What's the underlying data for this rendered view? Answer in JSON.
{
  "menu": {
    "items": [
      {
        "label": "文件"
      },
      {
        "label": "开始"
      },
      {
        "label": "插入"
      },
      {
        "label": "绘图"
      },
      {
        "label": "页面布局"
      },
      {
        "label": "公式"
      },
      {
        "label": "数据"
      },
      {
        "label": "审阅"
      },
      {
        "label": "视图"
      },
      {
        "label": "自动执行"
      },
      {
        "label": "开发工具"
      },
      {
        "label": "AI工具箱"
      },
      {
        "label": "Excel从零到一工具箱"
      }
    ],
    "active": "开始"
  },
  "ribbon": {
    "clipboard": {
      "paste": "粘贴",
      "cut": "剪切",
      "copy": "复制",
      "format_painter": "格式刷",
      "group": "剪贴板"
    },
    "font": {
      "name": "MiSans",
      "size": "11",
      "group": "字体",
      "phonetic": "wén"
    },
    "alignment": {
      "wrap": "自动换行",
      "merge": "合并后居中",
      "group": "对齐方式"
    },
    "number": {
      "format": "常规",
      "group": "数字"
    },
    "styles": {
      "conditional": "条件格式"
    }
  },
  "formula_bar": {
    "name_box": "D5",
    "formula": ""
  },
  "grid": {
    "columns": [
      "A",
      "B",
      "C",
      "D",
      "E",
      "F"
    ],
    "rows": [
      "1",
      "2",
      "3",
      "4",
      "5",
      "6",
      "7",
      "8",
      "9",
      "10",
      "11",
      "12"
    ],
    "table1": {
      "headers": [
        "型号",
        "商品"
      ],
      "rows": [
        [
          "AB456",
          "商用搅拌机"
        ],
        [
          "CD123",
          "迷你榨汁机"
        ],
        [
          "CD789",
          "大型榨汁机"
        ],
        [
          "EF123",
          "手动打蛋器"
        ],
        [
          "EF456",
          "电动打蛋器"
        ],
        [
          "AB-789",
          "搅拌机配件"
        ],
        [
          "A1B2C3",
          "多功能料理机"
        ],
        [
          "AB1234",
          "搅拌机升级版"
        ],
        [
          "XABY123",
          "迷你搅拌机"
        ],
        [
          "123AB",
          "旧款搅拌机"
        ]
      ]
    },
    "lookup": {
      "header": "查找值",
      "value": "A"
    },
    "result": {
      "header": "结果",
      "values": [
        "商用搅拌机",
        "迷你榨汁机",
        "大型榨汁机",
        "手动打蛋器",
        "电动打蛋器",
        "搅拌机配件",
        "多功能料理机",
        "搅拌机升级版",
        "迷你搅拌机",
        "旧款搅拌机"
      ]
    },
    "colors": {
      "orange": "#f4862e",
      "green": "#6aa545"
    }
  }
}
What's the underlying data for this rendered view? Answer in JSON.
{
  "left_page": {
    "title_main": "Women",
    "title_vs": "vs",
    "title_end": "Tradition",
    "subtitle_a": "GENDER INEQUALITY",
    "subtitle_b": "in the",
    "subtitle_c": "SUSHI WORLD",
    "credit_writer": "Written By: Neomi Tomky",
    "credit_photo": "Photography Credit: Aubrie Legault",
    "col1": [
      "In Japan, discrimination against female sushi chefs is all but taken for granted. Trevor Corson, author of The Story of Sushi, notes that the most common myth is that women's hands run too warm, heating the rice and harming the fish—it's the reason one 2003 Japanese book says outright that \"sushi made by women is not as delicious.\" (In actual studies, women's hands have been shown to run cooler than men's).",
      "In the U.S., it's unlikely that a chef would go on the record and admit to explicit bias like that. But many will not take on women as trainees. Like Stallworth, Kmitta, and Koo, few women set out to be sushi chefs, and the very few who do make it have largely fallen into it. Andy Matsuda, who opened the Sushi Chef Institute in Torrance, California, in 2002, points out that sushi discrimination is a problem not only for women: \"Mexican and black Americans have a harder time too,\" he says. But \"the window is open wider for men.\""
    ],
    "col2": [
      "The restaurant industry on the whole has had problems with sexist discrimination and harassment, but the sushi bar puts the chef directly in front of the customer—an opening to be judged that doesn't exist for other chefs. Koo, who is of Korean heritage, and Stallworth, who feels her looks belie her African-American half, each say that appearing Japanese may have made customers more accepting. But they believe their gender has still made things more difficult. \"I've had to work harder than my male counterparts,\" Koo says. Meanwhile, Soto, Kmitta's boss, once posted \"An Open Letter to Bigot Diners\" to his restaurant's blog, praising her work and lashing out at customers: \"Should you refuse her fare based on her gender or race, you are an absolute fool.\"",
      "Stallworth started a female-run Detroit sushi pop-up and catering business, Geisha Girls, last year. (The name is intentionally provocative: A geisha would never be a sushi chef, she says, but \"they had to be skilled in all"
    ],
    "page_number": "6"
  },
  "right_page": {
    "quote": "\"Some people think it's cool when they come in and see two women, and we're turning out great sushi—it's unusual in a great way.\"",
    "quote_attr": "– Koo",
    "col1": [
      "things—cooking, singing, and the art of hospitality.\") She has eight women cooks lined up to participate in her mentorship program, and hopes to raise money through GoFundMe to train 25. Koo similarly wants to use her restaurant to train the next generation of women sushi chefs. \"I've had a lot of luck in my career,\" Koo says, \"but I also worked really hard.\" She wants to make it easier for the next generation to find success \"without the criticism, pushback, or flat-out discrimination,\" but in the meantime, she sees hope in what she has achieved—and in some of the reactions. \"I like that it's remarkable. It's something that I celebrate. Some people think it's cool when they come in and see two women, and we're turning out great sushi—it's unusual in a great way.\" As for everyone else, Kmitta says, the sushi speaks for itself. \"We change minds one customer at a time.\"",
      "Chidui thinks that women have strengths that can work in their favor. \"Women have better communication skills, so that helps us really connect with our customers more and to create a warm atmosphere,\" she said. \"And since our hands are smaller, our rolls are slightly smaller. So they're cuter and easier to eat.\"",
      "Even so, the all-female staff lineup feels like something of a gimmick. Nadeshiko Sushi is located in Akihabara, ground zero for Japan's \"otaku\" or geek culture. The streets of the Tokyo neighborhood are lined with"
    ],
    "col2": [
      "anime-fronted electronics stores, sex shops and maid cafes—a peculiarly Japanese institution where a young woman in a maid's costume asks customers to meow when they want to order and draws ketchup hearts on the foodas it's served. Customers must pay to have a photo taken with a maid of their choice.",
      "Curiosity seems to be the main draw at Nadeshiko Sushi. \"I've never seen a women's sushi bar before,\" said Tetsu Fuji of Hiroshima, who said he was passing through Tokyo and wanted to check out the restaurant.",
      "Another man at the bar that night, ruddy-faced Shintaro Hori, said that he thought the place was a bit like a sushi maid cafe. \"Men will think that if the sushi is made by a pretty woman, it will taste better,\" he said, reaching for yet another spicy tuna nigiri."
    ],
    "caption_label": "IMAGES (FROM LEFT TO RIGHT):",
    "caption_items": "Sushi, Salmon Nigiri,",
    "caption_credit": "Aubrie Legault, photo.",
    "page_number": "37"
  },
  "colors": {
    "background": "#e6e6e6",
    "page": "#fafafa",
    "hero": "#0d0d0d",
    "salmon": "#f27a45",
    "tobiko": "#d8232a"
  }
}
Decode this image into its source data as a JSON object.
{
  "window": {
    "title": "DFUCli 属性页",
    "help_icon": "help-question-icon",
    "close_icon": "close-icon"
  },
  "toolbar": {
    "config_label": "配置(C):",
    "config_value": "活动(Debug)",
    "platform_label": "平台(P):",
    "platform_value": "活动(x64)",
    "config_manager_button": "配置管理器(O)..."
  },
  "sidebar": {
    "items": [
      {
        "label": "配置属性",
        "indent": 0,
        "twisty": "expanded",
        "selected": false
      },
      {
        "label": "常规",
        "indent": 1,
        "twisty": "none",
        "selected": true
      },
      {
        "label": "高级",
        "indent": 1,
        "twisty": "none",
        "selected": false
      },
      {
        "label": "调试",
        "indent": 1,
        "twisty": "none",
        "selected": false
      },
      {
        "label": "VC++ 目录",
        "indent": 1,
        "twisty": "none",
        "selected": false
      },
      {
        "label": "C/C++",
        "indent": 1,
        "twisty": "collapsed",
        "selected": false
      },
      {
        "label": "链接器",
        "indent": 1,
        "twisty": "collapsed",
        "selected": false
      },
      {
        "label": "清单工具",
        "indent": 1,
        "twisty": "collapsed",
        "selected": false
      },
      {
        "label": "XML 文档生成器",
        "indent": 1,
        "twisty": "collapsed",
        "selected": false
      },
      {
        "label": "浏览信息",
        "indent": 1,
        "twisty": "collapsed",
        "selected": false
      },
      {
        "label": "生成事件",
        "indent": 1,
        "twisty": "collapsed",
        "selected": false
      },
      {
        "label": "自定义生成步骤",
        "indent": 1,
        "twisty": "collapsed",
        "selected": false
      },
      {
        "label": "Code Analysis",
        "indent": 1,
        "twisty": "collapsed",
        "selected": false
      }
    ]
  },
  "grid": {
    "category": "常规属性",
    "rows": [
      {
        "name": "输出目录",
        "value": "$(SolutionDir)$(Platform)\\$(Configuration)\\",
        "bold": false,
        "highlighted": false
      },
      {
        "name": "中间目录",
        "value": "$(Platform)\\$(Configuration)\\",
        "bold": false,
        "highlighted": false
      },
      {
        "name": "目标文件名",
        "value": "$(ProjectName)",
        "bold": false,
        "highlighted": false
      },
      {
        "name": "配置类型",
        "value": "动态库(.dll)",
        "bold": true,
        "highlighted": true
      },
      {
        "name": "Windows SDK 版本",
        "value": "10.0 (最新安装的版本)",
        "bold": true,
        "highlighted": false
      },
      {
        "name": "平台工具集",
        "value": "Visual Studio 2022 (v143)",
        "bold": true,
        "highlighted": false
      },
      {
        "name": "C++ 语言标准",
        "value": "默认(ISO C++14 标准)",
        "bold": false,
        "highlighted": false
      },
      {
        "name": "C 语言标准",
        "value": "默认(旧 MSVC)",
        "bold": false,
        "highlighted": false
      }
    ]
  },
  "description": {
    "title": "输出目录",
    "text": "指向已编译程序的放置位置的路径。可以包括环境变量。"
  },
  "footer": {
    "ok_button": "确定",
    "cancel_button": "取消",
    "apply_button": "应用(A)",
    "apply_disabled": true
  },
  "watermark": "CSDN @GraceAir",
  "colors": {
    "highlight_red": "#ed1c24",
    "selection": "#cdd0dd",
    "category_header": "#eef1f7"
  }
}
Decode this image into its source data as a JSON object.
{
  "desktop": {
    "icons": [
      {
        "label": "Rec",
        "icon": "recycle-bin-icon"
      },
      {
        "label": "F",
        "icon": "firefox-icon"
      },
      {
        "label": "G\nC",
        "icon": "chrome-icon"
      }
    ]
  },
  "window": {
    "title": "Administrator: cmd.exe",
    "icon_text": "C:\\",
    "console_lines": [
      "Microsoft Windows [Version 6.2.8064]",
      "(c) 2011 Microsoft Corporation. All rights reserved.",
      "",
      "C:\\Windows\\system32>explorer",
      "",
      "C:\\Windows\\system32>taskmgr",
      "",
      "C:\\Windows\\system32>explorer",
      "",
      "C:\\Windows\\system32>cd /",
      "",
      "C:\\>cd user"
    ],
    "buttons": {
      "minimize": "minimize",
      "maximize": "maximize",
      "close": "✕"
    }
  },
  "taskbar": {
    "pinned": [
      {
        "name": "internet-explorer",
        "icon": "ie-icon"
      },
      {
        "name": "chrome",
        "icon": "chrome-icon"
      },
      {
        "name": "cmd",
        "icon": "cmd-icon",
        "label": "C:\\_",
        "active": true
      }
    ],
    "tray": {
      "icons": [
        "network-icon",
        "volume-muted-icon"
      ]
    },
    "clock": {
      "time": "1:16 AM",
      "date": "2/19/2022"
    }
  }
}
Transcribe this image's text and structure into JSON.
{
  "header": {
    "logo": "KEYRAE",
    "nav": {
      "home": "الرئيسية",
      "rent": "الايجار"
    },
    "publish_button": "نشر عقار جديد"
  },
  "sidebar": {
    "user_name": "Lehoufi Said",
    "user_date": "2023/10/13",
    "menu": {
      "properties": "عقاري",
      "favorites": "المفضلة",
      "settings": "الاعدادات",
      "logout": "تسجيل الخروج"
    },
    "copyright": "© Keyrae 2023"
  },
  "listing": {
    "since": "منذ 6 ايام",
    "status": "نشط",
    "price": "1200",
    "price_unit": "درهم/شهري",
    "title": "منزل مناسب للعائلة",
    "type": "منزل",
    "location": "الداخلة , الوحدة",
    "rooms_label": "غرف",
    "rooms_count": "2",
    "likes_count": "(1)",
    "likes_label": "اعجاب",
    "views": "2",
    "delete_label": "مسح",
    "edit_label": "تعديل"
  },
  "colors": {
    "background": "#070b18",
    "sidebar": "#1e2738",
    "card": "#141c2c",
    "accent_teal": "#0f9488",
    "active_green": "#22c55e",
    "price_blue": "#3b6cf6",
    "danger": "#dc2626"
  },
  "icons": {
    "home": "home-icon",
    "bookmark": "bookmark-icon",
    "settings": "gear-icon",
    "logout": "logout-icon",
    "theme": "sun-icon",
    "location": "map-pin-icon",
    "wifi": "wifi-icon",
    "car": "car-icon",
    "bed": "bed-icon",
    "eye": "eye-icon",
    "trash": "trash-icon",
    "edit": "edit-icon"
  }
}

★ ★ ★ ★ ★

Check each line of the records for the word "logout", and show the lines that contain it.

      "logout": "تسجيل الخروج"
    "logout": "logout-icon",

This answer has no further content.